I had the opportunity this week to talk to Natasha Miller, the founder and CEO of Entire Productions, a business that just secured it’s third consecutive INC. 5000 fast-growth award. The brutal irony? This year, that business revenue stream went from multi-millions to ZERO in a matter of weeks.
Natasha took two weeks to grieve the old, and then got right after building the new . She recognized —in the quiet created when her “firehose” of new business requests came to a trickle— a multitude of opportunities not only to improve but to reimagine or “pivot” her business for the better.
Here is her story and our conversation about:
1. taking stock of skills, relationships and existing marketable value
2. applying business fundamentals to inform necessary, if painful, decisions

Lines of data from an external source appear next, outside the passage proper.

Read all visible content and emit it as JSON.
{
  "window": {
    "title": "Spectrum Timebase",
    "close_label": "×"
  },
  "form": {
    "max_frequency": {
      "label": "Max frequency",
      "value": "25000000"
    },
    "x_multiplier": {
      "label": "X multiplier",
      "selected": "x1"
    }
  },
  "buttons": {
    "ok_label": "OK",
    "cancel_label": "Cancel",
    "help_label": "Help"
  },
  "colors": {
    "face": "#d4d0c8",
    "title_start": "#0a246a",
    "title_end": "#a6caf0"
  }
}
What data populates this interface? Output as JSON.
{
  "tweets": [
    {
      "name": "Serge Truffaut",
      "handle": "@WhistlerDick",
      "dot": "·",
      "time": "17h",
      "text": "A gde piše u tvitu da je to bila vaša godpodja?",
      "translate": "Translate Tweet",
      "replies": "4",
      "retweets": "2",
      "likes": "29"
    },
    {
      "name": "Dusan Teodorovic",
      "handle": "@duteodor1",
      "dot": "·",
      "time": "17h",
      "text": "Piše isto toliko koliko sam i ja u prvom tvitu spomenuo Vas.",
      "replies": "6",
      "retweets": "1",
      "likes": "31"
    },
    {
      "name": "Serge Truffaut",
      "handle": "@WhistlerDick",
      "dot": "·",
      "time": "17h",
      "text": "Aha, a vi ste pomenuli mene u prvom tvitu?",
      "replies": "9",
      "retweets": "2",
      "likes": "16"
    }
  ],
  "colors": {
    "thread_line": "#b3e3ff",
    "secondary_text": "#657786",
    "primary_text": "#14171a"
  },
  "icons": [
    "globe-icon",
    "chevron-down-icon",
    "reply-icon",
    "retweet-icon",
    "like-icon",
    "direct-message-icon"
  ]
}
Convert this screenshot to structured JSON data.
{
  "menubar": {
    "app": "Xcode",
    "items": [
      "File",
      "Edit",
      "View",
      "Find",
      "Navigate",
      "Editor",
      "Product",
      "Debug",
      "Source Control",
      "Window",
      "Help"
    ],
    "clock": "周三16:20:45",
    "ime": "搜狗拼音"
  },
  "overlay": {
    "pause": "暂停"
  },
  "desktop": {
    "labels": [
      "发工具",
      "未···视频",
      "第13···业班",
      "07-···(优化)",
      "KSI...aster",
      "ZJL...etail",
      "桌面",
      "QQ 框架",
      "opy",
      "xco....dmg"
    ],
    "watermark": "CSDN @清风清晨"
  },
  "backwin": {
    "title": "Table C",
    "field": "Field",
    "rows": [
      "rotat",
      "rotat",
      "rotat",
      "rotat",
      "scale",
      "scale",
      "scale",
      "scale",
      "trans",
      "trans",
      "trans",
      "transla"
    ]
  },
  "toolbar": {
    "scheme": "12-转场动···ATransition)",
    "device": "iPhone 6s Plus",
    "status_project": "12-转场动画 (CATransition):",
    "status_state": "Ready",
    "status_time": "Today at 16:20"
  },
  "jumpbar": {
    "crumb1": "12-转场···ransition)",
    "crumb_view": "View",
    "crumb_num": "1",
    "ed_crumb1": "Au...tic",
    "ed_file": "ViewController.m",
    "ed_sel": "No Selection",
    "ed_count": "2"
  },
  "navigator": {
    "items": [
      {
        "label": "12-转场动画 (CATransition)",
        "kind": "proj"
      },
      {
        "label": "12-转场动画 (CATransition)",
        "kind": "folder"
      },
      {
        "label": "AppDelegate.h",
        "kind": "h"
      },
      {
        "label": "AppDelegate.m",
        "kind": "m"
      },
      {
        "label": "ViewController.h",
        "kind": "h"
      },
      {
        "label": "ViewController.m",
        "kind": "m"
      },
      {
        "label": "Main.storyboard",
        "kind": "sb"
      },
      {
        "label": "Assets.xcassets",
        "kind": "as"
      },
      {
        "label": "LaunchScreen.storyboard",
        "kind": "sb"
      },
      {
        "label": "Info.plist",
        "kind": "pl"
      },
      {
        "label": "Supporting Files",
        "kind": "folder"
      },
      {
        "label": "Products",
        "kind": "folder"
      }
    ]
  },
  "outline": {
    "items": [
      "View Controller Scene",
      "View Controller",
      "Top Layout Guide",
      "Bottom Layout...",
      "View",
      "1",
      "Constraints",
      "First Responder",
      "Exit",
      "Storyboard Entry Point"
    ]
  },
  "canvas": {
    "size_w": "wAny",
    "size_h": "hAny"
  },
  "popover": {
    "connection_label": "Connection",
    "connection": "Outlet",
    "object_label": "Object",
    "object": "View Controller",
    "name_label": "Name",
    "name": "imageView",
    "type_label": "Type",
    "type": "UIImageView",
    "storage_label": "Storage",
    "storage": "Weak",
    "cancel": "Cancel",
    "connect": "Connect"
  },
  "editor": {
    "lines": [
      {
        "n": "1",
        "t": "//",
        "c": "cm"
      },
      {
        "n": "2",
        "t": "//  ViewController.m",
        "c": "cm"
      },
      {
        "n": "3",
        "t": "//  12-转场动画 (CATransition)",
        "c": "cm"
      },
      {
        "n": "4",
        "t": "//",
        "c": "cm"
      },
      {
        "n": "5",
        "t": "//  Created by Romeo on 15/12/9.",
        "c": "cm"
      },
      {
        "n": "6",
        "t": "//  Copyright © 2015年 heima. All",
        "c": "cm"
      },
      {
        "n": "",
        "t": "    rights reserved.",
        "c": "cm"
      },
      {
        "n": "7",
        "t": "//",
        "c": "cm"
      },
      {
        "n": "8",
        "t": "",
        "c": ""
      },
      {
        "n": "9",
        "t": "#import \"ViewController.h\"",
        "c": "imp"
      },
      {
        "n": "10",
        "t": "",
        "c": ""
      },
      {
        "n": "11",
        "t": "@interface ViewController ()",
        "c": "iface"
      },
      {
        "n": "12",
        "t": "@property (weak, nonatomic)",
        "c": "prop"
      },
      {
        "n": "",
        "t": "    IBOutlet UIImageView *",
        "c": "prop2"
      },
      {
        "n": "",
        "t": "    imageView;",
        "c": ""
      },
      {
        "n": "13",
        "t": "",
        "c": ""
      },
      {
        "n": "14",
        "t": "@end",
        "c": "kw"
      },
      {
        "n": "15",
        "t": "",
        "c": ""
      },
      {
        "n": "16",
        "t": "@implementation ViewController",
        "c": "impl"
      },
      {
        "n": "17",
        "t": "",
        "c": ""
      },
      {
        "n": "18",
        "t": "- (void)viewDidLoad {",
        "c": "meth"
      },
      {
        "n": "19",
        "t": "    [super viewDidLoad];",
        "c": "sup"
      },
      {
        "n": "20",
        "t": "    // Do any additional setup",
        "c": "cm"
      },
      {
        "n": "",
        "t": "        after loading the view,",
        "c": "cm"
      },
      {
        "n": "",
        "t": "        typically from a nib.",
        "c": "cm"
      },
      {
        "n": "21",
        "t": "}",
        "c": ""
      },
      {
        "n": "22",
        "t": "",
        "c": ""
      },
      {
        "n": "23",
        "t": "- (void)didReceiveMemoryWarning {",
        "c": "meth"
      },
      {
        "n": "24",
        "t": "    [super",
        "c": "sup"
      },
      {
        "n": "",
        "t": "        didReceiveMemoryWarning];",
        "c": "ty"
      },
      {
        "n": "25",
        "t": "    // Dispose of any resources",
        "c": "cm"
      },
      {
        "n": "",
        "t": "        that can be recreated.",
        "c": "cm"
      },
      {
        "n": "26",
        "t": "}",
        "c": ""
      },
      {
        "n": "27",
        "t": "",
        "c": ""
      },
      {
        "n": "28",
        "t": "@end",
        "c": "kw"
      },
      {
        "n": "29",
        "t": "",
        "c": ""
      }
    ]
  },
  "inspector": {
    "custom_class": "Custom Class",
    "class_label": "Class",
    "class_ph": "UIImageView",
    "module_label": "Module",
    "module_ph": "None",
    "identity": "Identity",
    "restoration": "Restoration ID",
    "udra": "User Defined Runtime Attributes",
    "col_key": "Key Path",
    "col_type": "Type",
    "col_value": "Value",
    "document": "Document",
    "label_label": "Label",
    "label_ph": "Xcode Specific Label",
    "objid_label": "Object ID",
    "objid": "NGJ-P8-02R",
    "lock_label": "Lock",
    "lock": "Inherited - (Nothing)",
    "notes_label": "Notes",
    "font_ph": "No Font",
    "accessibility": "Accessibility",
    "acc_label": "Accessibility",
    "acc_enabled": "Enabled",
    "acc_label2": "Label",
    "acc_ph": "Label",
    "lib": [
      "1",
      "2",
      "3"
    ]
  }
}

3. listening and relentless learning about new market needs and technologies to address them
4. building resiliency to lean into a pivot (and be ready to do it all over again).
And if you haven’t read it, another terrific business leader (and customer), Eric Edelson recommended a great book about how to find and leverage the upside in adversity: Ryan Holliday’s The Obstacle is the Way.
Discomfort has some silver linings. Here’s to finding advantage from yours!